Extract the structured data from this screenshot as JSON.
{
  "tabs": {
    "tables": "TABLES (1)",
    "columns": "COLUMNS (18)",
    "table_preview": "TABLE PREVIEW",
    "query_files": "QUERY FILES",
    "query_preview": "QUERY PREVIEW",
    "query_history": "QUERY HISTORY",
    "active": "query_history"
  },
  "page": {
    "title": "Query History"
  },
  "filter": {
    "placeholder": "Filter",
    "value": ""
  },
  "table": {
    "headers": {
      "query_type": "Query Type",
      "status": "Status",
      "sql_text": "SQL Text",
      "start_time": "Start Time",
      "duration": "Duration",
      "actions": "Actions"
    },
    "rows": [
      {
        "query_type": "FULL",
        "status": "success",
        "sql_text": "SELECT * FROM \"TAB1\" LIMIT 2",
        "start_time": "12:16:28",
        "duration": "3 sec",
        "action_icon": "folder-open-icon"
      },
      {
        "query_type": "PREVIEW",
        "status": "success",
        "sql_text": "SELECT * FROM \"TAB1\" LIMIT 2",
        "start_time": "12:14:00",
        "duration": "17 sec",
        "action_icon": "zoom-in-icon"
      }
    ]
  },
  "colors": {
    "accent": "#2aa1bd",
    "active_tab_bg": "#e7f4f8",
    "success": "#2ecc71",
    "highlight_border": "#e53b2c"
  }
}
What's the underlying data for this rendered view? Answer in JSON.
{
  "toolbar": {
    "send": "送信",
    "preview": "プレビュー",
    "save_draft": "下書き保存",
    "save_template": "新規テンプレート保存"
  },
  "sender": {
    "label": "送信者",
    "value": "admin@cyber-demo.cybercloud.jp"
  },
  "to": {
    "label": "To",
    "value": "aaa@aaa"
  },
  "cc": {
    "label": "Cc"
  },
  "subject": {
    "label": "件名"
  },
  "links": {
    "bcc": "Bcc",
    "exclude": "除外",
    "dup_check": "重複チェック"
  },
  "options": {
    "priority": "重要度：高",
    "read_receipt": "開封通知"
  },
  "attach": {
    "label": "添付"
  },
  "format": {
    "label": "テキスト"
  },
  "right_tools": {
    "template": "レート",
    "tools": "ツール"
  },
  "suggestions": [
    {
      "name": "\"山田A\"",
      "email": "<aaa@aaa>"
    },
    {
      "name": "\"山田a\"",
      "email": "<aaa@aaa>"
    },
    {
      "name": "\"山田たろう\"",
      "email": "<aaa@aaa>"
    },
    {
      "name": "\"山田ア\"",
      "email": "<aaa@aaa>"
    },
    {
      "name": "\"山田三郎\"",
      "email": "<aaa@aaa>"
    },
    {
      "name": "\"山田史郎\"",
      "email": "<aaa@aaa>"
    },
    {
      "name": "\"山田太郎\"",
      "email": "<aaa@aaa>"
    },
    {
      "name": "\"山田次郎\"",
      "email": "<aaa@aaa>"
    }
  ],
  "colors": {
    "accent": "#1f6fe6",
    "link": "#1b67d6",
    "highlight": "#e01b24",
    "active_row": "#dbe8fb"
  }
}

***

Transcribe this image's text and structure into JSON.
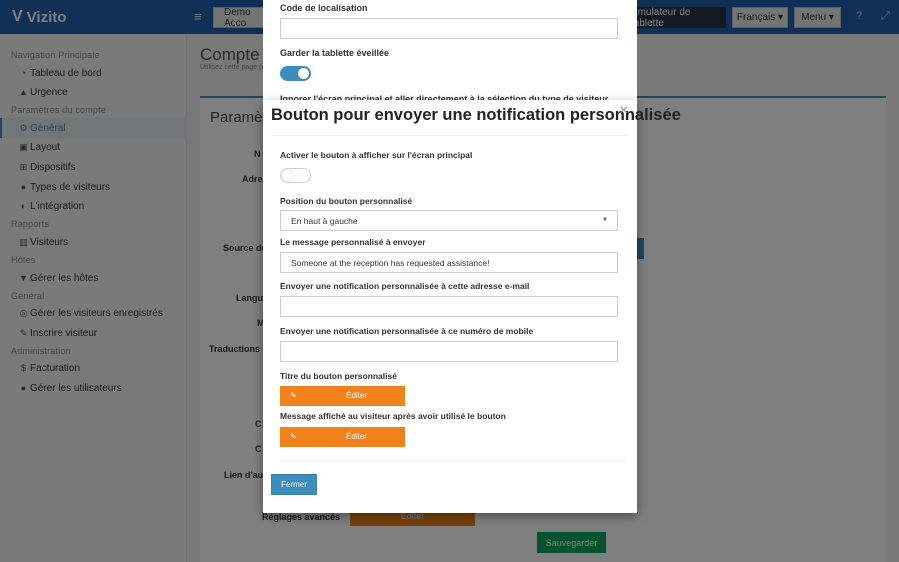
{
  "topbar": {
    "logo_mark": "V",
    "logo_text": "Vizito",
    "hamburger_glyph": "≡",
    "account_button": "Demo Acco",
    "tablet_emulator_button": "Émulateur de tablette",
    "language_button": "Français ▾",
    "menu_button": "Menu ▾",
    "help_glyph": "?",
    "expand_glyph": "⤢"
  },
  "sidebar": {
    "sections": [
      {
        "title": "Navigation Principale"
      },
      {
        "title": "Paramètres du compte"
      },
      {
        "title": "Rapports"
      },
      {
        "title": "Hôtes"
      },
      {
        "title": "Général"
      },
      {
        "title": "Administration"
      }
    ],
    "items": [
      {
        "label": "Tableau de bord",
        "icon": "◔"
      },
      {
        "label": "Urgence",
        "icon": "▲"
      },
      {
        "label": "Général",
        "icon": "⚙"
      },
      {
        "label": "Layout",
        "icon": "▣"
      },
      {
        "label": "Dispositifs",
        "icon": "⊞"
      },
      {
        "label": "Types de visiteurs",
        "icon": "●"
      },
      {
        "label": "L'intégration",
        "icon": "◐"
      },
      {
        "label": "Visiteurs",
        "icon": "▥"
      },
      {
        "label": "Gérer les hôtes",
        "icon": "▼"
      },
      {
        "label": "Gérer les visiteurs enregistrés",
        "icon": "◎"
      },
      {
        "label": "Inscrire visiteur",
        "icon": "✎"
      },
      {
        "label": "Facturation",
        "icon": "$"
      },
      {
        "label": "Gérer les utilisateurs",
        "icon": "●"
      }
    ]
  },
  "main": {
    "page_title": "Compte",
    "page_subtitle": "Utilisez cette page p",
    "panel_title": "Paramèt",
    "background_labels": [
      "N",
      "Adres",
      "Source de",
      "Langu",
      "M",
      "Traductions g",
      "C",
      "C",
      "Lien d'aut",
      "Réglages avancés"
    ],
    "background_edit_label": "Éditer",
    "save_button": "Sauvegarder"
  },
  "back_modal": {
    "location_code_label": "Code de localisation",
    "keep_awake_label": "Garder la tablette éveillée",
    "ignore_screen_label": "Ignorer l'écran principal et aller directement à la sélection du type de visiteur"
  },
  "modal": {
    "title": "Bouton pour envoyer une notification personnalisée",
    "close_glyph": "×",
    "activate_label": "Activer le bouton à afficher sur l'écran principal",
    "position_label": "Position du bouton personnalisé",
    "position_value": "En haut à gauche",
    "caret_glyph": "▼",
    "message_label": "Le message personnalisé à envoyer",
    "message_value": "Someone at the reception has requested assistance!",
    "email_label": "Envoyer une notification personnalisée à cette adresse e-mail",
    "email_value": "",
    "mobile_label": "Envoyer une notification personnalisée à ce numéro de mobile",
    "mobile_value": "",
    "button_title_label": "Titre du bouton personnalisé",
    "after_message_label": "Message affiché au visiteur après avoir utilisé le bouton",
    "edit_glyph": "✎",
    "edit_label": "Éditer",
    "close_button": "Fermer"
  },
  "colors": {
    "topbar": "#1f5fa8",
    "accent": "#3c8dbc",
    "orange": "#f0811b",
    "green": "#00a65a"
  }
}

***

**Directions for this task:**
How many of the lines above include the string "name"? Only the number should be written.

**Task result:**
8